Catching Up With Directors Leila Petersen and Chris Paine
Some of our favorite green documentary directors have been attendance at Hollywood Goes Green; most notable being Leila Connors Petersen of The 11th Hour and Chris Paine of Who Killed The Electric Car.
Ms. Petersen joined a panel titled “Pitching, Producing and Marketing Environmental Themes in Feature Films” and offered some insightful commentary on the differences between The 11th Hour and An Inconvenient Truth in terms of marketing, timing, and participation. The most pertinent of those three being DiCaprio’s limited availability for promotion (due to tight filming schedules), while Gore was able to continuously push and stump for AIT. Box office numbers for the 11th, while much lower than AIT, were in fact almost 10 times above the average for theatrically released documentaries.

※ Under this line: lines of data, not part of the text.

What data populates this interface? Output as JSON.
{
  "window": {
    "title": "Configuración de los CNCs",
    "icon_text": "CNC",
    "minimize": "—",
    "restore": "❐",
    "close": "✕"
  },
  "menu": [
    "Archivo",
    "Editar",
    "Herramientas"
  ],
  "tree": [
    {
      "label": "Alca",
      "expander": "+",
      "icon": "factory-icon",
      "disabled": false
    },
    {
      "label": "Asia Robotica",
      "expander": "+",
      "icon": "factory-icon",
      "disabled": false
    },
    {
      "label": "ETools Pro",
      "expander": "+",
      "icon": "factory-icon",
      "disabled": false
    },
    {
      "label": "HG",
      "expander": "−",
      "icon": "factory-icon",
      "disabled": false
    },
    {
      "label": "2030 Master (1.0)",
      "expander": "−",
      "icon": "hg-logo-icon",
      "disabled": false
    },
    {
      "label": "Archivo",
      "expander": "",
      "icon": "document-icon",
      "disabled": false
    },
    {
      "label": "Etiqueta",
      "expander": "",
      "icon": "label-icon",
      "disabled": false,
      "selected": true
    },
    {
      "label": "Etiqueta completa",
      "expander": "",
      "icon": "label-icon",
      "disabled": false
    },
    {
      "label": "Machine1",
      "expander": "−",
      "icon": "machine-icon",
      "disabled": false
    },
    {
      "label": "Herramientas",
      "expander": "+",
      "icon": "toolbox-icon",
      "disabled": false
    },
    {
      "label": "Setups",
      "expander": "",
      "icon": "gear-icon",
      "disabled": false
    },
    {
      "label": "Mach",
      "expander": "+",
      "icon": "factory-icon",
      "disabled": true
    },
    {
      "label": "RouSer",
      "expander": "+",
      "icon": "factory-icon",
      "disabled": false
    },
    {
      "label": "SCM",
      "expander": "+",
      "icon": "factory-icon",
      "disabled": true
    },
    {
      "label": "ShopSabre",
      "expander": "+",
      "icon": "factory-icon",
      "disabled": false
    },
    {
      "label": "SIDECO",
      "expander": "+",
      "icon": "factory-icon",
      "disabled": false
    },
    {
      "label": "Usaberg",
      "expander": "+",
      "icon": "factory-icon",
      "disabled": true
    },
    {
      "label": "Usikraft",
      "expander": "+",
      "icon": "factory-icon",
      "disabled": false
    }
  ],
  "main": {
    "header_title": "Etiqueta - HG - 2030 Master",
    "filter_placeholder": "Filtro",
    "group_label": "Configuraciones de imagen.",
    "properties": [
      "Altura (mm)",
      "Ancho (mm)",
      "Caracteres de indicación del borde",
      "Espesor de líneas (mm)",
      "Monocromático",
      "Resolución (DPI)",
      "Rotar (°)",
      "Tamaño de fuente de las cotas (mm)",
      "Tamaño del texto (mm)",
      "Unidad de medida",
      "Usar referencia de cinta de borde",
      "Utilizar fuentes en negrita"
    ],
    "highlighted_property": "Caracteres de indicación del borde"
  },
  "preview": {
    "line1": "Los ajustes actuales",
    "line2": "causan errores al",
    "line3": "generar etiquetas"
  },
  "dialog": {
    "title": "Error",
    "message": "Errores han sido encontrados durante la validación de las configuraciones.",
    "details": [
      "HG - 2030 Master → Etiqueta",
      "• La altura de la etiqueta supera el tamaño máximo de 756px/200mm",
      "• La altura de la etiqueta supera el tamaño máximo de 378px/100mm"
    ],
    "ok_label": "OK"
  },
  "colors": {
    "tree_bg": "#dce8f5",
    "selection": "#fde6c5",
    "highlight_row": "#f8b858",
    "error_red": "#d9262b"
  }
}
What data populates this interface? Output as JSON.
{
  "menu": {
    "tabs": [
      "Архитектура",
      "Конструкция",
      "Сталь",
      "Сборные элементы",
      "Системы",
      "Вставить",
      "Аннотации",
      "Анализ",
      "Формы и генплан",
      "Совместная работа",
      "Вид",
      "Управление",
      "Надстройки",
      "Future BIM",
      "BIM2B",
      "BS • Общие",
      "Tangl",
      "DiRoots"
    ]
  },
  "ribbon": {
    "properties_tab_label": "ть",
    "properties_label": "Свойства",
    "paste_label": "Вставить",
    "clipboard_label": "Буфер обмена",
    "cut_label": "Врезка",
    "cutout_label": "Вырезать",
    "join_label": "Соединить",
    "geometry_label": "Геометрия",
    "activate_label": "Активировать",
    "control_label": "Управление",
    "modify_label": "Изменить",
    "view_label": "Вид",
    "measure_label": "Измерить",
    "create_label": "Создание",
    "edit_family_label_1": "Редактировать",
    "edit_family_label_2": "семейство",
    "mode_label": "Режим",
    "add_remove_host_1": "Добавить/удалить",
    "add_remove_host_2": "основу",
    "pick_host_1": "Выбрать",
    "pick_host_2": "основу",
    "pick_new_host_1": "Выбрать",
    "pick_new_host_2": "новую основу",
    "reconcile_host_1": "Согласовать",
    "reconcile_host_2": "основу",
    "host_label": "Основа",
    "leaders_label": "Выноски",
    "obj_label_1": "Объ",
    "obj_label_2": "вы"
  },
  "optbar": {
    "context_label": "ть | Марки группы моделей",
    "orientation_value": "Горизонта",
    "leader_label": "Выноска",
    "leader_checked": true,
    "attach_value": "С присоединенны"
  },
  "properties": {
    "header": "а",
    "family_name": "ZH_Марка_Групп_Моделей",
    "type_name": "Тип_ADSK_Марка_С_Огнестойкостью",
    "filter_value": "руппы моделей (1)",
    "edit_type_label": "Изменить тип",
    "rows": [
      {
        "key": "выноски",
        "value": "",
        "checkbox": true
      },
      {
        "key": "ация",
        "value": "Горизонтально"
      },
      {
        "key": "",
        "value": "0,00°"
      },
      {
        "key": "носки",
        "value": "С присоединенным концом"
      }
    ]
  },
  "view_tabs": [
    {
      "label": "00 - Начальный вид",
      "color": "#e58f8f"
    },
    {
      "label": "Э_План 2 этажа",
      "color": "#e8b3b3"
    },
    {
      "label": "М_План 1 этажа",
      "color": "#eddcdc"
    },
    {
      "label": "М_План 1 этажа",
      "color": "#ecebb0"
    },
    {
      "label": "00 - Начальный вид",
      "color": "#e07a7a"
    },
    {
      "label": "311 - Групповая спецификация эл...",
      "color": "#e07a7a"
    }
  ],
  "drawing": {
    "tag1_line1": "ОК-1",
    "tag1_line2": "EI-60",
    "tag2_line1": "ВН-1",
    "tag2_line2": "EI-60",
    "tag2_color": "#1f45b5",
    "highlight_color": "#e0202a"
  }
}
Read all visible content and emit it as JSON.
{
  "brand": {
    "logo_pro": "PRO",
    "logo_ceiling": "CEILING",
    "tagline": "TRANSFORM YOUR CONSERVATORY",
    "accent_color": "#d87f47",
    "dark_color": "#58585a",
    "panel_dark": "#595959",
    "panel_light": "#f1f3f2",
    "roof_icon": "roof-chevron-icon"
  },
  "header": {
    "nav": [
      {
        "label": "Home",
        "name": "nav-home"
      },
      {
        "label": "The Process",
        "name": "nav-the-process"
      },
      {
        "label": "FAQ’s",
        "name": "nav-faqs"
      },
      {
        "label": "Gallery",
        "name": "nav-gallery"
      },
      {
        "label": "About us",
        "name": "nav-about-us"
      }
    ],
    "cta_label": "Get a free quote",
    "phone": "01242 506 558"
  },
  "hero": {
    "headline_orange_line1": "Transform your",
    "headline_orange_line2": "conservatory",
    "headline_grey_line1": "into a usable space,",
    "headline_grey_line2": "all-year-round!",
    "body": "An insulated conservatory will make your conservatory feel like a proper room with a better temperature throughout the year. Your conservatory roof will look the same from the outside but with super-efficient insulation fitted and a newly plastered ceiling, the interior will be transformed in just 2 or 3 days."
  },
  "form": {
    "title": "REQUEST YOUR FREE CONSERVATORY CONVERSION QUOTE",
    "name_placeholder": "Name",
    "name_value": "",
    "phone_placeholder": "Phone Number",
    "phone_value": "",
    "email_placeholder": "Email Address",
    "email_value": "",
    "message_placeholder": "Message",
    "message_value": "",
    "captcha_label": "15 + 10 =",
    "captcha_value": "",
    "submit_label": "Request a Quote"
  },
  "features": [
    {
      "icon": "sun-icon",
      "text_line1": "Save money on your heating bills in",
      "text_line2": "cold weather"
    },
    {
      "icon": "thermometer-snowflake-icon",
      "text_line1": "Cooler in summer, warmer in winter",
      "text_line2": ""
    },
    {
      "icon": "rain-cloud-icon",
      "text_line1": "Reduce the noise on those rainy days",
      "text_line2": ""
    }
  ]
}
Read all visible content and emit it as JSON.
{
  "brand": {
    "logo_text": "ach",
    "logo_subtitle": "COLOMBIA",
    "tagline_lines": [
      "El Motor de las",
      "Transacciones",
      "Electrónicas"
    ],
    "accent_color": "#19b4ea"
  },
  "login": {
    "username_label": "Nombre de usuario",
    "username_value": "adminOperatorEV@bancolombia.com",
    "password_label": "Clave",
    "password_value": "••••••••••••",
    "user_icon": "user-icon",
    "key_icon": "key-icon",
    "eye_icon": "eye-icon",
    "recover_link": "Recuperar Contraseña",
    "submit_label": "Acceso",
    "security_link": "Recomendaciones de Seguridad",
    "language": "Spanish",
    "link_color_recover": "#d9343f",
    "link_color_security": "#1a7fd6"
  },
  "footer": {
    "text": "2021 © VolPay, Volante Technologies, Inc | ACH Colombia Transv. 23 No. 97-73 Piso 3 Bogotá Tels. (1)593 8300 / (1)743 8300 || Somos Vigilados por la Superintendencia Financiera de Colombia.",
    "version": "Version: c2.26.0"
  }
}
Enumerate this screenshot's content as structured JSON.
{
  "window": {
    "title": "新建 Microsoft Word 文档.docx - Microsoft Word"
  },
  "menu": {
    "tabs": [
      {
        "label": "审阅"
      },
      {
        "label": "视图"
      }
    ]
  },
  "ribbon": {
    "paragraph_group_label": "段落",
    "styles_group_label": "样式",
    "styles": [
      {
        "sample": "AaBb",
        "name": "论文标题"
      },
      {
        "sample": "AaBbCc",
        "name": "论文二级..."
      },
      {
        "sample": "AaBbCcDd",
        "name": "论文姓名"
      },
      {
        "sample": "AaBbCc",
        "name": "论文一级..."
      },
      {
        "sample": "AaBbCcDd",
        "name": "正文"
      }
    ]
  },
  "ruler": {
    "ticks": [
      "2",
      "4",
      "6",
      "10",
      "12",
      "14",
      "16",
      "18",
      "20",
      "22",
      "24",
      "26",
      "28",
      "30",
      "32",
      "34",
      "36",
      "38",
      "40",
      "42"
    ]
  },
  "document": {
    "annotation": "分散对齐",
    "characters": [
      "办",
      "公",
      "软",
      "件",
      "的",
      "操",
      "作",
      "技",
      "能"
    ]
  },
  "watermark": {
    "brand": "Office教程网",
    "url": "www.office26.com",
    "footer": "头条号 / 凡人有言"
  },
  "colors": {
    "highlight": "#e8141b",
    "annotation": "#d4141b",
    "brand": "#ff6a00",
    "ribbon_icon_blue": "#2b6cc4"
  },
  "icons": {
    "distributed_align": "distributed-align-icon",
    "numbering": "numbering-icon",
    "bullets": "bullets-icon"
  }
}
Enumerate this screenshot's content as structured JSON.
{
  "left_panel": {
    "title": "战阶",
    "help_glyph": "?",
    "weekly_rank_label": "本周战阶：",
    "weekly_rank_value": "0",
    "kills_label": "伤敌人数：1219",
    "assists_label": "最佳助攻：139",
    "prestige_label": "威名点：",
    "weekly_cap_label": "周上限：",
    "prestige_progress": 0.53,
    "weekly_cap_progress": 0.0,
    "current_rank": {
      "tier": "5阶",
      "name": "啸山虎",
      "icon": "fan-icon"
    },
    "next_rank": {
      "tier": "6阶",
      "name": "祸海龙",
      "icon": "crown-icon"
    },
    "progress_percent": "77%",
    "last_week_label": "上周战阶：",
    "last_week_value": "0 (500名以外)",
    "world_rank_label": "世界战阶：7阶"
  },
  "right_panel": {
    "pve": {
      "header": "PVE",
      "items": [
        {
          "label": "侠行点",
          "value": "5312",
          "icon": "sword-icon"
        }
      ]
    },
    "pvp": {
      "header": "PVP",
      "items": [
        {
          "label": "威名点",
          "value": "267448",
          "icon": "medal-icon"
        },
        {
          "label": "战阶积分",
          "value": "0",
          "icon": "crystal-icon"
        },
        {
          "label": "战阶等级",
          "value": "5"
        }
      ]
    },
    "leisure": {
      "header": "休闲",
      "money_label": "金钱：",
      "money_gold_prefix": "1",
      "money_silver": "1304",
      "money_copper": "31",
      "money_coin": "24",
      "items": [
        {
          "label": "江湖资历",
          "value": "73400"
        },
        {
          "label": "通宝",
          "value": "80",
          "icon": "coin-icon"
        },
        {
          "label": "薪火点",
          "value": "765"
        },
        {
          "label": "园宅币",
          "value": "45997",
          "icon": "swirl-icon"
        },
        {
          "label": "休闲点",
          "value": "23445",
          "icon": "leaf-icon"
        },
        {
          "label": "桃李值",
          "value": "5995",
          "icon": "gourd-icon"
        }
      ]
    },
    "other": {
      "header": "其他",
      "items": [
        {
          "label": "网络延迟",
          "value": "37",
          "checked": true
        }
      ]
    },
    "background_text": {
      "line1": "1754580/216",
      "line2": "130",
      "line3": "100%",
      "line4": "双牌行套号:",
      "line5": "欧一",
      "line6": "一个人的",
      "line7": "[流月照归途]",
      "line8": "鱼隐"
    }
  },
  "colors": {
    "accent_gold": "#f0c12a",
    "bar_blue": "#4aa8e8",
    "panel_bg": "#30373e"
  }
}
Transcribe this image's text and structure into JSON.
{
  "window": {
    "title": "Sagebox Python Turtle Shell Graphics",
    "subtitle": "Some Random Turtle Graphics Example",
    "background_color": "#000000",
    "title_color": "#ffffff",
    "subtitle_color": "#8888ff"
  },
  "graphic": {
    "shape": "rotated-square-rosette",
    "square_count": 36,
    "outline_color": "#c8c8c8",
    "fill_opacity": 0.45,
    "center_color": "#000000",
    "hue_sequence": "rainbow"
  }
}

When I briefly talked with Leila after her presentation, one area I did compliment her on was the 11th’s very strong internet presence. Whereas AIT has not updated climatecrisis.net for over a year, Petersen’s production company Tree Media is continuously feeding 11thHourAction.org with the latest in green news, inspirational stories, and eco-friendly advice. “It’s entirely an in-house effort,” she said. “We have all our own writers and intend to continue the message of The 11th Hour going forward through this site. We’ll be expanding our Take Action section in the future to include even more businesses, organizations, and individuals.”
Remember Chris Paine’s next icy adventure? The director of the successful Who Killed The Electric Car was working on a film about alternative fuel vehicles driving to Antarctica in a race tentatively titled ‘Test Zero’. The race would include a bio-fueled car, a hydrogen fuel-cell car, and battery-based car. At an after-party last night, I asked Chris how that documentary was proceeding. “We’ve had some setbacks,” he said. “A grant we were expecting did not come through and the logistics of the operation muddled efforts to get the project running.” Chris mentioned that the project is evolving to potentially include Greenland instead of Antarctica and some additional “renewable energy” technology in the mix.